Because Aristotle defined tragedy as mimesis, loosely translated as the "imitation of action," and this action must be either probable or necessary, and it must have serious implications and be complete.
The primary principle of tragedy, given Aristotle's argument that tragedy imitates action, is the plot, which he defines simply as how the author arranges incidents--not the story itself but how the author presents plot elements to the audience:
But most important of all is the structure of the incidents. For Tragedy is an imitation, not of men, but of an action and of life, and life consists in action, and its end is a mode of action, not a quality.
Aristotle goes on the elaborate on the nature of a successful plot: it must be complete, that is, have a beginning, which begins a cause-and-effect chain of events; a middle, essentially the high point in the action that precipitates the following action; and the end, which finally provides a resolution to the problem created at the beginning of the plot.
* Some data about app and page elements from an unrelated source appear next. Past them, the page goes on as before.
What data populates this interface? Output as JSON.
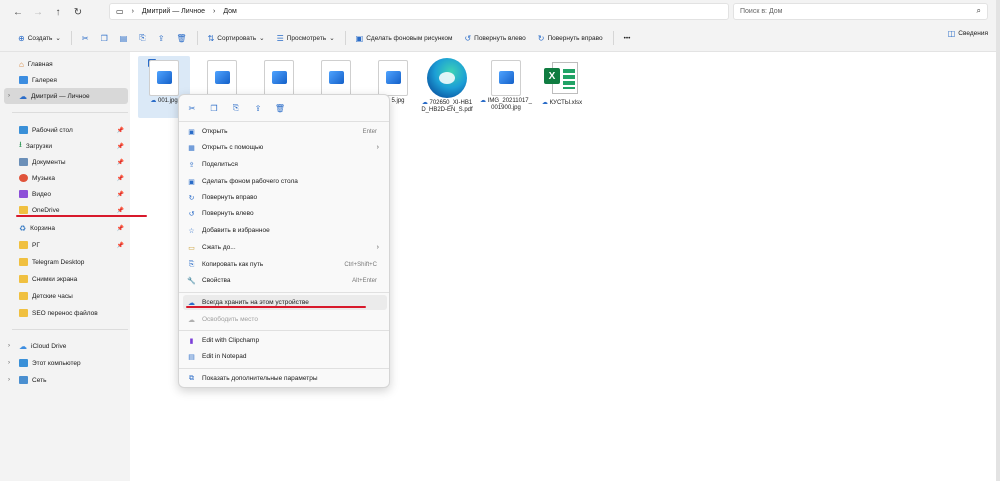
{
  "address": {
    "crumbs": [
      "Дмитрий — Личное",
      "Дом"
    ],
    "search_placeholder": "Поиск в: Дом"
  },
  "toolbar": {
    "create": "Создать",
    "sort": "Сортировать",
    "view": "Просмотреть",
    "set_bg": "Сделать фоновым рисунком",
    "rotate_left": "Повернуть влево",
    "rotate_right": "Повернуть вправо",
    "more": "•••",
    "details": "Сведения"
  },
  "sidebar": {
    "items": [
      {
        "label": "Главная"
      },
      {
        "label": "Галерея"
      },
      {
        "label": "Дмитрий — Личное"
      },
      {
        "label": "Рабочий стол"
      },
      {
        "label": "Загрузки"
      },
      {
        "label": "Документы"
      },
      {
        "label": "Музыка"
      },
      {
        "label": "Видео"
      },
      {
        "label": "OneDrive"
      },
      {
        "label": "Корзина"
      },
      {
        "label": "РГ"
      },
      {
        "label": "Telegram Desktop"
      },
      {
        "label": "Снимки экрана"
      },
      {
        "label": "Детские часы"
      },
      {
        "label": "SEO перенос файлов"
      },
      {
        "label": "iCloud Drive"
      },
      {
        "label": "Этот компьютер"
      },
      {
        "label": "Сеть"
      }
    ]
  },
  "files": [
    {
      "name": "001.jpg"
    },
    {
      "name": ""
    },
    {
      "name": ""
    },
    {
      "name": ""
    },
    {
      "name": "5.jpg"
    },
    {
      "name": "702650_XI-HB1D_HB2D-EN_S.pdf"
    },
    {
      "name": "IMG_20211017_001900.jpg"
    },
    {
      "name": "КУСТЫ.xlsx"
    }
  ],
  "context_menu": {
    "items": [
      {
        "label": "Открыть",
        "shortcut": "Enter"
      },
      {
        "label": "Открыть с помощью"
      },
      {
        "label": "Поделиться"
      },
      {
        "label": "Сделать фоном рабочего стола"
      },
      {
        "label": "Повернуть вправо"
      },
      {
        "label": "Повернуть влево"
      },
      {
        "label": "Добавить в избранное"
      },
      {
        "label": "Сжать до..."
      },
      {
        "label": "Копировать как путь",
        "shortcut": "Ctrl+Shift+C"
      },
      {
        "label": "Свойства",
        "shortcut": "Alt+Enter"
      },
      {
        "label": "Всегда хранить на этом устройстве"
      },
      {
        "label": "Освободить место"
      },
      {
        "label": "Edit with Clipchamp"
      },
      {
        "label": "Edit in Notepad"
      },
      {
        "label": "Показать дополнительные параметры"
      }
    ]
  },
  "colors": {
    "accent": "#2a6cc8",
    "annotation": "#d8192b"
  }
}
Perhaps the most important element of a good plot is that one action inevitably and logically leads to another action in a linear fashion. The audience should be able to follow the plot from the beginning to the end, with no episodic elements thrown in to disturb the linear development of the plot.
According to Aristotle, characters in tragedy were of secondary nature to the plot--they support the plot but they do not, in and of themselves, determine how the plot progresses.